  8. Dan Says:

    General thought:

    To the non-religious it seems that
    A) belief equals not questioning certain claims and accepting them as presented.
    B) skepticism equals proportioning acceptance of such claims against the weight of the supprting evidence, with 100% certainty always being unattainable.

    To the religious however,
    A) same as above for A.
    B) skepticism equals not questioning OTHER claims and accepting them as presented.

    Why is it the religionistas can’t understand correctly what skepticism/non-belief means?!?!

  9. Dan Says:

    Of course that’s true I can’t verify everything myself, but then again, when have I EVER expressed certainty over anything non-trivial. Please, do tell…
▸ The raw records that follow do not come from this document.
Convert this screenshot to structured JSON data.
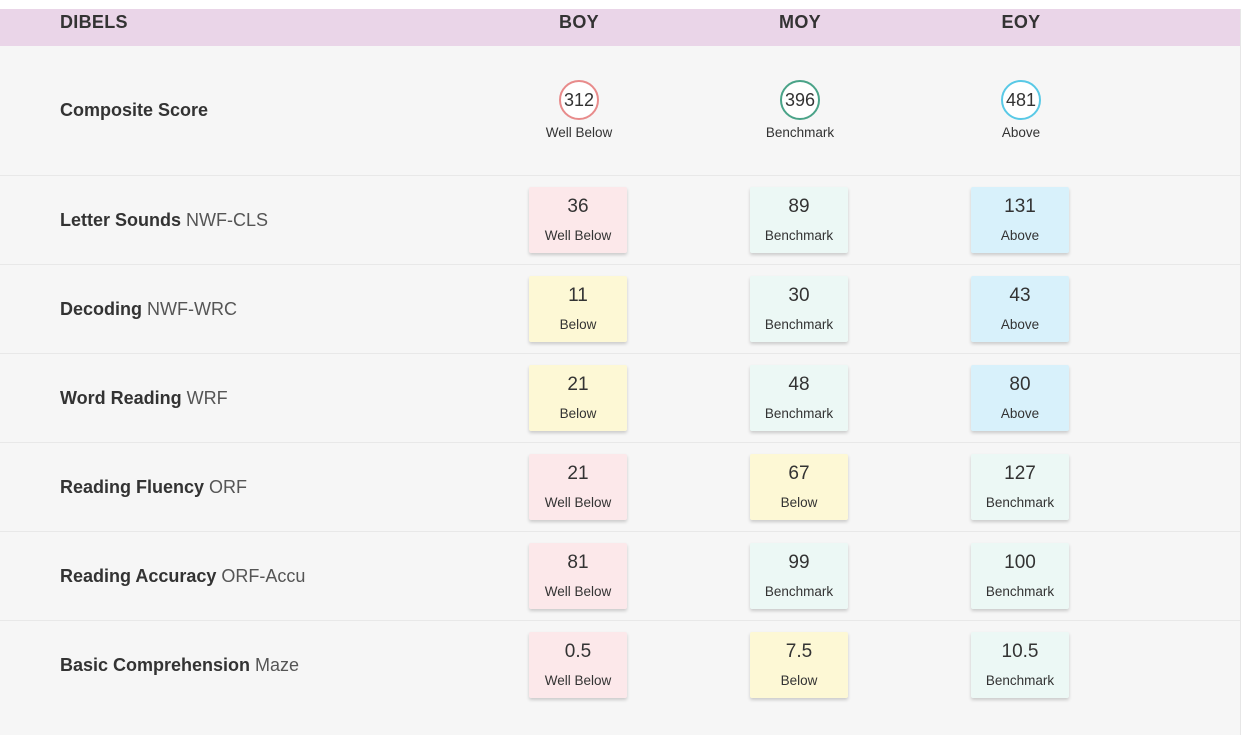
{
  "header": {
    "title": "DIBELS",
    "columns": [
      "BOY",
      "MOY",
      "EOY"
    ]
  },
  "composite": {
    "label": "Composite Score",
    "scores": [
      {
        "value": "312",
        "level": "Well Below",
        "color": "#e88b8b"
      },
      {
        "value": "396",
        "level": "Benchmark",
        "color": "#4aa388"
      },
      {
        "value": "481",
        "level": "Above",
        "color": "#59c9e6"
      }
    ]
  },
  "rows": [
    {
      "label": "Letter Sounds",
      "code": "NWF-CLS",
      "cells": [
        {
          "value": "36",
          "level": "Well Below"
        },
        {
          "value": "89",
          "level": "Benchmark"
        },
        {
          "value": "131",
          "level": "Above"
        }
      ]
    },
    {
      "label": "Decoding",
      "code": "NWF-WRC",
      "cells": [
        {
          "value": "11",
          "level": "Below"
        },
        {
          "value": "30",
          "level": "Benchmark"
        },
        {
          "value": "43",
          "level": "Above"
        }
      ]
    },
    {
      "label": "Word Reading",
      "code": "WRF",
      "cells": [
        {
          "value": "21",
          "level": "Below"
        },
        {
          "value": "48",
          "level": "Benchmark"
        },
        {
          "value": "80",
          "level": "Above"
        }
      ]
    },
    {
      "label": "Reading Fluency",
      "code": "ORF",
      "cells": [
        {
          "value": "21",
          "level": "Well Below"
        },
        {
          "value": "67",
          "level": "Below"
        },
        {
          "value": "127",
          "level": "Benchmark"
        }
      ]
    },
    {
      "label": "Reading Accuracy",
      "code": "ORF-Accu",
      "cells": [
        {
          "value": "81",
          "level": "Well Below"
        },
        {
          "value": "99",
          "level": "Benchmark"
        },
        {
          "value": "100",
          "level": "Benchmark"
        }
      ]
    },
    {
      "label": "Basic Comprehension",
      "code": "Maze",
      "cells": [
        {
          "value": "0.5",
          "level": "Well Below"
        },
        {
          "value": "7.5",
          "level": "Below"
        },
        {
          "value": "10.5",
          "level": "Benchmark"
        }
      ]
    }
  ],
  "level_colors": {
    "Well Below": "#fce8ea",
    "Below": "#fdf8d5",
    "Benchmark": "#ecf8f5",
    "Above": "#d8f1fb"
  }
}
  10. reetBob Says:

    Dan, you said ‘we’ several times when referring to the scientific community at large. There is no problem with that, you might well be part of the scientific community for all I know, and I agree with what you said.

    However, as per Xhim’s point, we as individuals have faith in the system – we have faith that other scientists have integrity and are objectively reporting their findings.

    ‘Why is it the religionistas can’t understand correctly what skepticism/non-belief means?!?!’ Sometimes it might be because no-one’s patiently explained it to them.

  11. Dan Says:

    Also, to your comment at 19:19, it is ashame that scientists at least give the appearance of accepting conclusions outside their expertise with credulity. But appropriate responses to such situations should always be kept to qualified statements. Anything else sould raise red flags of concern that the speaker or writer is a hack.

  12. Dan Says:

    Who has faith that other scientists accurately and objectively report their findings? Not me. In fact I’ve already refered to weighting acceptance of findings on whether they’ve reproduced and corroborated independently.

  13. reetBob Says:

    Dan, you do right, but I suspect you’re not as thorough as you say.

    For example, if a new vaccine is released I don’t check the veracity of the studies, trials and peer review processes that have gone into producing and testing it. i take it on faith that it just works.

    You may well check this sort of thing, if you do I respect that – im lazy

  14. Dan Says:

    That’s not faith, that’s simple trust. Maybe that sounds like a trivial distinction to you, but think about it: faith is total belief in facts; trust is conditional belief that you’re not being lied to.

    Or are you referring to a faith that there’s an agency or organizatio somewhere charged with verifying claims relating to public health? You can look this up you know – no need to take it on faith, if you care enough to know, that is.

  15. Dan Says:

    Also apologies for the typos. It’s tough to type on phones! 😉

  16. reetBob Says:

    I’m not sure that ‘having faith’ is an unacceptable use of the word, you’re right though, ‘trust’ is probably better. I totally agree, this is a totally different concept from religious faith – blind acceptance in defiance of evidence. One word, two meanings.

    I think we agree? I think we also agree that Xhim was off target, but for understandable reasons?

  17. Dan Says:

    I suppose, except about seeing Xhim’s error as understandable. They’re not equal concepts.

  18. Kittie Aldakkour Says:

    Christians try to use the word “faith” with their definition of it – and then apply that to a situation like walking into a building – you have “faith” that it won’t fall in on your head. I actually had that thrown at me in an argument about my lack of faith

    No, I do not have “faith” the belief without evidence

    I have the “faith” trust because of experience and knowledge of the building, how long it has stood, we have building inspectors and building codes… regulations and laws which all give me confidence that the building will not fall on me when I walk into it.